The collaboration is focused on the discovery and development of two different ion channel targets that are important for the treatment of neurological disorders.

Under the terms of the agreement, Autifony will lead the drug discovery and preclinical development activities on the two ion channel targets.

Following the completion of the preclinical development, Jazz will lead all clinical development, manufacturing and regulatory activities and commercialisation.

Autifony will receive an upfront payment and is eligible to receive development, regulatory and commercial milestone payments across the two programmes, totalling up to $770.5m.

In addition, the British biotechnology company is eligible to receive royalties on net sales.

Autifony Therapeutics CEO Charles Large said: “We are excited to be working with Jazz Pharmaceuticals on two novel ion channel targets, on which we can bring to bear Autifony’s long-standing expertise in small molecule ion channel drug discovery and development.

“Jazz has an exceptional track record of rapidly advancing neuroscience development programmes and effectively commercializing novel therapies that offer improvements over current standards of care.”

Autifony is a spinout from the British drugmaker GSK, engaged in the development of novel pharmaceutical treatments for rare CNS disorders and other serious brain diseases.

The biotechnology company is leveraging its unique ion channel drug discovery platform to generate small molecule modulators that selectively target specific subtypes of ion channels.

Ion channels are membrane proteins that serve as gated pathways for the movement of ions across cell membranes and play an important role in several physiological functions.

Most of the diseases associated with defects in ion channel function are due to mutations in the genes encoding ion channel proteins, known as channelopathies.
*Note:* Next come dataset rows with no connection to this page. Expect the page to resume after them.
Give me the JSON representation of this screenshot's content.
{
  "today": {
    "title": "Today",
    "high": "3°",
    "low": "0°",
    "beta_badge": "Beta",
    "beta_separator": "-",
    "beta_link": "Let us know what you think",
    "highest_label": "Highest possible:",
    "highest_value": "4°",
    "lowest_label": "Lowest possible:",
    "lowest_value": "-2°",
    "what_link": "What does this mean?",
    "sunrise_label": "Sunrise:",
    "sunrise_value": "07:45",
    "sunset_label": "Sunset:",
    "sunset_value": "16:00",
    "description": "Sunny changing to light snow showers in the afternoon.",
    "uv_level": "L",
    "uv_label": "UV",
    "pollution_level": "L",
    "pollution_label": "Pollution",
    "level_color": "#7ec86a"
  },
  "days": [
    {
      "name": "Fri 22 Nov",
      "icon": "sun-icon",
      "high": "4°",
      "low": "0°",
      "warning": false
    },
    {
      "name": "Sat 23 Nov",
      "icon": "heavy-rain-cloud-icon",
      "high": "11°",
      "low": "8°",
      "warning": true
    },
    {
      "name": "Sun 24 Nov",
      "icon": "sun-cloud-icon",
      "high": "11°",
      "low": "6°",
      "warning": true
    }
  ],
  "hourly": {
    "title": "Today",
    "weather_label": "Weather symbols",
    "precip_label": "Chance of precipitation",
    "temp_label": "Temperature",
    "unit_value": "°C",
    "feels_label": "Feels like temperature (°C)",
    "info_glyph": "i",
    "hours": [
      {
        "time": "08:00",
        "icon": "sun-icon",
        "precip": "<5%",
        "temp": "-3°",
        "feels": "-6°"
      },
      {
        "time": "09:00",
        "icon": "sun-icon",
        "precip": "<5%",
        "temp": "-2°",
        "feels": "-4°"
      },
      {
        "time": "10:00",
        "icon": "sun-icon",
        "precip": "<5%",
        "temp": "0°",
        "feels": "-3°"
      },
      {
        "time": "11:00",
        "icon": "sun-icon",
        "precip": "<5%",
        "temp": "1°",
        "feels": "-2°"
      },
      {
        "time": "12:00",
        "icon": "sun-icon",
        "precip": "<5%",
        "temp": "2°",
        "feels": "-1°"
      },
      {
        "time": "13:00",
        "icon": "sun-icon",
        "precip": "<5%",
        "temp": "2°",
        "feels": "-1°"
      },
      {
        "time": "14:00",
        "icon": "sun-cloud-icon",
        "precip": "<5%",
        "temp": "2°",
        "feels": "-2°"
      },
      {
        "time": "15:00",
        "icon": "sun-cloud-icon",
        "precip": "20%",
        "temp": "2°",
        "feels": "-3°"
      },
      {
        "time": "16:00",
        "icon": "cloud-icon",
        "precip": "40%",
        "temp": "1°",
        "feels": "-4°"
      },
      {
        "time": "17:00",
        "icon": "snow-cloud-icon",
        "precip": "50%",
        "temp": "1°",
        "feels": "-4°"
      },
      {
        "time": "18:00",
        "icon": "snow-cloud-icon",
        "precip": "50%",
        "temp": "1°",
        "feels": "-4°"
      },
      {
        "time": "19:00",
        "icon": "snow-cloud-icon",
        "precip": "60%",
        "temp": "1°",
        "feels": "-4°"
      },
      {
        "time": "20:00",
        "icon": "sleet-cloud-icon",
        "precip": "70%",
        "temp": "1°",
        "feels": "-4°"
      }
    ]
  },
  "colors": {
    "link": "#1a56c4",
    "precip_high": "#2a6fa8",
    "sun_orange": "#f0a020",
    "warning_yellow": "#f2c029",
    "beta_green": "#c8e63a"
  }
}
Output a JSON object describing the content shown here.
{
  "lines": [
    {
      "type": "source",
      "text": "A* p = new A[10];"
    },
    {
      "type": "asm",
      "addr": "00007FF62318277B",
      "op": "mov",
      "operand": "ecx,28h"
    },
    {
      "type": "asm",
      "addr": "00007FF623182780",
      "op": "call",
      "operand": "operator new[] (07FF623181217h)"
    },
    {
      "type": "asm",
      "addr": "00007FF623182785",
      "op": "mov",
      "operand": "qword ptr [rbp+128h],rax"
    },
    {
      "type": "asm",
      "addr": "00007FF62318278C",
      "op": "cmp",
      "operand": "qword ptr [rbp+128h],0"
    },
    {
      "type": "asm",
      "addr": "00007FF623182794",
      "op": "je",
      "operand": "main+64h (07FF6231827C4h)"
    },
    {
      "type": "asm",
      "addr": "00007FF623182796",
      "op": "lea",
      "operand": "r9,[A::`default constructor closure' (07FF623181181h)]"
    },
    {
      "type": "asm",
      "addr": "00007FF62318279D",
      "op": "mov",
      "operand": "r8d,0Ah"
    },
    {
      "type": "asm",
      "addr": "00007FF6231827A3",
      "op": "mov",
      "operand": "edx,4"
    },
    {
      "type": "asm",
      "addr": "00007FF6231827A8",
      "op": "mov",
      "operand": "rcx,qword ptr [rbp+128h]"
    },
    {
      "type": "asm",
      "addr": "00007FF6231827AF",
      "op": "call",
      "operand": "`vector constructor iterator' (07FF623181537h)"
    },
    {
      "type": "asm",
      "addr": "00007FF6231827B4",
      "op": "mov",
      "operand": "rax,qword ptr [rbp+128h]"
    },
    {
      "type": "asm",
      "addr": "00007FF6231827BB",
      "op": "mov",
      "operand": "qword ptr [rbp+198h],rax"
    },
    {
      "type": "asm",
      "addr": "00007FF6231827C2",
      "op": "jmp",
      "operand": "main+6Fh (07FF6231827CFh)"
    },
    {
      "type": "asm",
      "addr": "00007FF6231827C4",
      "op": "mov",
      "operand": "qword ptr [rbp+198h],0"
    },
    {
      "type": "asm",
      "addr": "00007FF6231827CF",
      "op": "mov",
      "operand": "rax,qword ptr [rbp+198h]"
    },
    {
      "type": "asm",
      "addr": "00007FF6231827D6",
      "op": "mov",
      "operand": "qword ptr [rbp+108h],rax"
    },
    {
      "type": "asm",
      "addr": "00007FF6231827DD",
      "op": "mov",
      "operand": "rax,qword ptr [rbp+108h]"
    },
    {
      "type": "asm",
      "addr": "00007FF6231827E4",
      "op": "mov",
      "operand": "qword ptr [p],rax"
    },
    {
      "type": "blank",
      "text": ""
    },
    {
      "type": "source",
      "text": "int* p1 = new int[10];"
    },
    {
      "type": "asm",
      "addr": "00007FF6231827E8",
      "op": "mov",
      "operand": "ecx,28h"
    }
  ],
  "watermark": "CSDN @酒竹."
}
The targeting of the ion channels will provide opportunities for precision medicine in diseases that have been difficult to treat in the past, said the British biotechnology company.